- Guy Fawkes was the one detailed as the most closely associated with the Gunpowder Plot as he was the one who was to light the match.
- The Plot was foiled as a result of an anonymous letter being sent to Lord Monteagle warning him to stay away from the State Opening of Parliament. It is thought that there was a lot of concern amongst Guy’s co-conspirators that associates and fellow Catholic’s may be killed in the proposed explosion.
- When he was interviewed by the authorities he gave the name John Johnson.
- Guy was found in the undercroft beneath the Houses of Lords shortly after midnight on 5th November 2012.
- Guy Fawkes trial, AKA the Gunpowder Plot or the Jesuit Treason was listed as a failed assassination attempt in court transcripts.
- The interrogations of the Plotters Party took place over around 10-weeks.
- There were only 2 confessions that were printed in full, one was of course Guy Fawkes and the other was Thomas Wintour. These are still in existence and can be seen at Hatfield House in Hertfordshire.

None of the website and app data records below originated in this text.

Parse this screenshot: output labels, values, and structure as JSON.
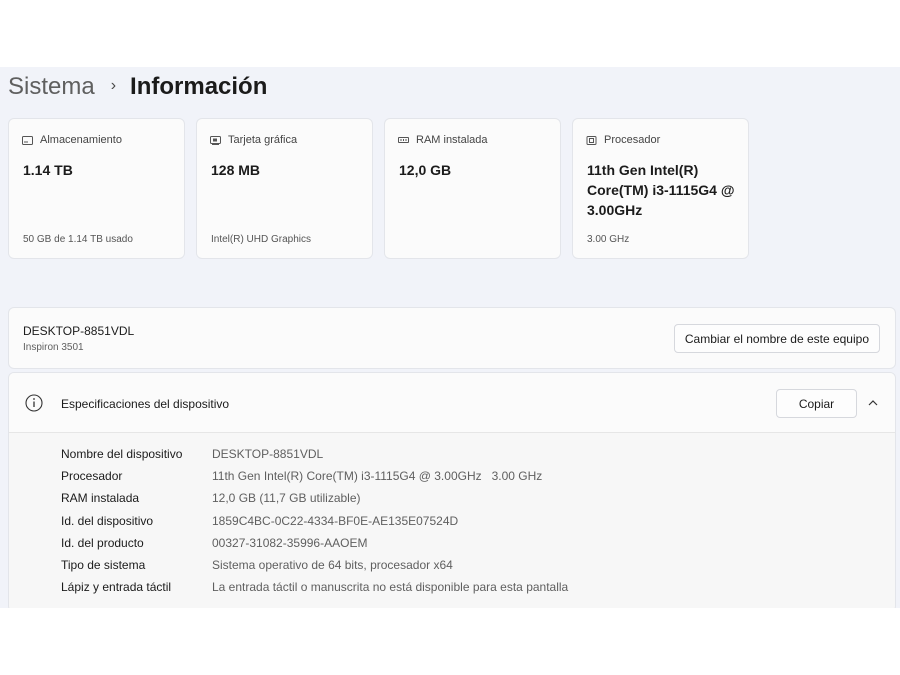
{
  "breadcrumb": {
    "parent": "Sistema",
    "separator": "›",
    "current": "Información"
  },
  "cards": [
    {
      "icon": "storage-icon",
      "label": "Almacenamiento",
      "value": "1.14 TB",
      "sub": "50 GB de 1.14 TB usado"
    },
    {
      "icon": "gpu-icon",
      "label": "Tarjeta gráfica",
      "value": "128 MB",
      "sub": "Intel(R) UHD Graphics"
    },
    {
      "icon": "ram-icon",
      "label": "RAM instalada",
      "value": "12,0 GB",
      "sub": ""
    },
    {
      "icon": "processor-icon",
      "label": "Procesador",
      "value": "11th Gen Intel(R) Core(TM) i3-1115G4 @ 3.00GHz",
      "sub": "3.00 GHz"
    }
  ],
  "device": {
    "name": "DESKTOP-8851VDL",
    "model": "Inspiron 3501",
    "rename_label": "Cambiar el nombre de este equipo"
  },
  "specs": {
    "title": "Especificaciones del dispositivo",
    "copy_label": "Copiar",
    "rows": [
      {
        "label": "Nombre del dispositivo",
        "value": "DESKTOP-8851VDL"
      },
      {
        "label": "Procesador",
        "value": "11th Gen Intel(R) Core(TM) i3-1115G4 @ 3.00GHz   3.00 GHz"
      },
      {
        "label": "RAM instalada",
        "value": "12,0 GB (11,7 GB utilizable)"
      },
      {
        "label": "Id. del dispositivo",
        "value": "1859C4BC-0C22-4334-BF0E-AE135E07524D"
      },
      {
        "label": "Id. del producto",
        "value": "00327-31082-35996-AAOEM"
      },
      {
        "label": "Tipo de sistema",
        "value": "Sistema operativo de 64 bits, procesador x64"
      },
      {
        "label": "Lápiz y entrada táctil",
        "value": "La entrada táctil o manuscrita no está disponible para esta pantalla"
      }
    ]
  },
  "colors": {
    "background": "#f1f3f9",
    "card": "#fbfbfb",
    "border": "#e3e5ea"
  }
}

- Guy Fawkes was taken to the Tower of London to be tortured to give up the names of his friends and co-conspirators with the instruction that he should be tortured lightly at first with the use of manacles and then onto the rack. The King composed a list of questions about his speaking French, who was ‘John Johnson?’ as no amount of investigation was revealing anything about him. Whilst Guy Fawkes continued to take the punishment dealt out to him, regrettably, he began to give away information after 2 solid days of torture but took another 24 hours of punishment before he gave any information about his friends. Although it has never been determined if he was indeed subjected to the rack, his signature on his Confession is really shaky and bears witness to the suffering he had endured.

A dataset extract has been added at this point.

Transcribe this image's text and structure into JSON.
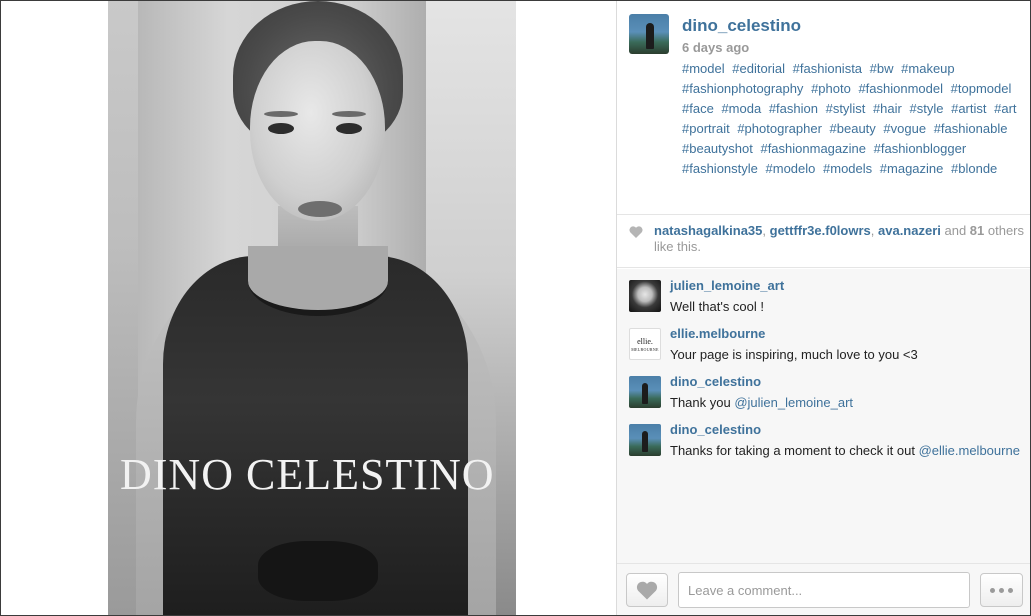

- The trial of the plotters began on 27th January 1606 and the outcome was of course a foregone conclusion. Guilty of High Treason they were all to be put to death.
- The Attorney General Sir Edward Coke told the court that they were ‘to be put to death halfway between heaven and earth as they were unworthy of both’. Their genitalia was to be removed and burned before their eyes and their bowels and hearts removed. They would then be decapitated and the dismembered parts of their bodies displayed so that they might become prey for the ‘fowls of the air’.

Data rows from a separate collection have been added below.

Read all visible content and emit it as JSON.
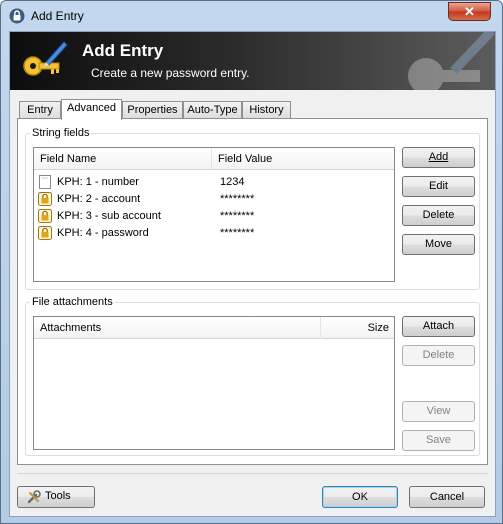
{
  "window": {
    "title": "Add Entry",
    "close_glyph": "✕"
  },
  "banner": {
    "title": "Add Entry",
    "subtitle": "Create a new password entry.",
    "icon": "key-pen-icon"
  },
  "tabs": [
    {
      "label": "Entry"
    },
    {
      "label": "Advanced"
    },
    {
      "label": "Properties"
    },
    {
      "label": "Auto-Type"
    },
    {
      "label": "History"
    }
  ],
  "string_fields": {
    "group_label": "String fields",
    "columns": [
      "Field Name",
      "Field Value"
    ],
    "rows": [
      {
        "name": "KPH: 1 - number",
        "value": "1234",
        "icon": "blank-document-icon"
      },
      {
        "name": "KPH: 2 - account",
        "value": "********",
        "icon": "lock-icon"
      },
      {
        "name": "KPH: 3 - sub account",
        "value": "********",
        "icon": "lock-icon"
      },
      {
        "name": "KPH: 4 - password",
        "value": "********",
        "icon": "lock-icon"
      }
    ],
    "buttons": {
      "add": "Add",
      "edit": "Edit",
      "delete": "Delete",
      "move": "Move"
    }
  },
  "file_attachments": {
    "group_label": "File attachments",
    "columns": [
      "Attachments",
      "Size"
    ],
    "buttons": {
      "attach": "Attach",
      "delete": "Delete",
      "view": "View",
      "save": "Save"
    }
  },
  "footer": {
    "tools": "Tools",
    "ok": "OK",
    "cancel": "Cancel"
  },
  "colors": {
    "accent": "#3c7fb1",
    "banner_dark": "#0d0d0d",
    "lock_gold": "#e2a21c"
  }
}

- On 31st January 1606, the Plotters Party, including Guy Fawkes, Robert Keyes, Ambrose Rookwood and Thomas Wintour were dragged (referred to as drawn) from the Tower on ‘wattled hurdles’ to the old Palace Yard at Westminster. The first three took their place on the scaffold and they were Hung and then quartered but when it came to Guy Fawkes, although he was said to be clearly weakened, having to be assisted to climb the ladder to the gallows, once their he prayed, crossed himself and before he could be hanged, he jumped off, breaking his neck in the fall. His body, like the others was quartered and his and his friend’s body parts were despatched to the four corners of the kingdom.
- From 5th November 1605 the people ofLondon were encouraged to celebrate the Kings escape by lighting Bonfires and marked this day as a joyful deliverance and a day of thanksgiving was allocated which continued to be observed until 1869.
As detailed above, some of the documentation from the trial still remains at Hatfield House in Hertfordshire.
Although as time has passed the political ramifications of the actions of this group has somehow been weakened, as a result of the change in religious view and the ever changing face of Britain, there is still a confusion as to why nowadays we continue to celebrate the attempts to kill any number of politicians in such a loud, bright way but long may it continue.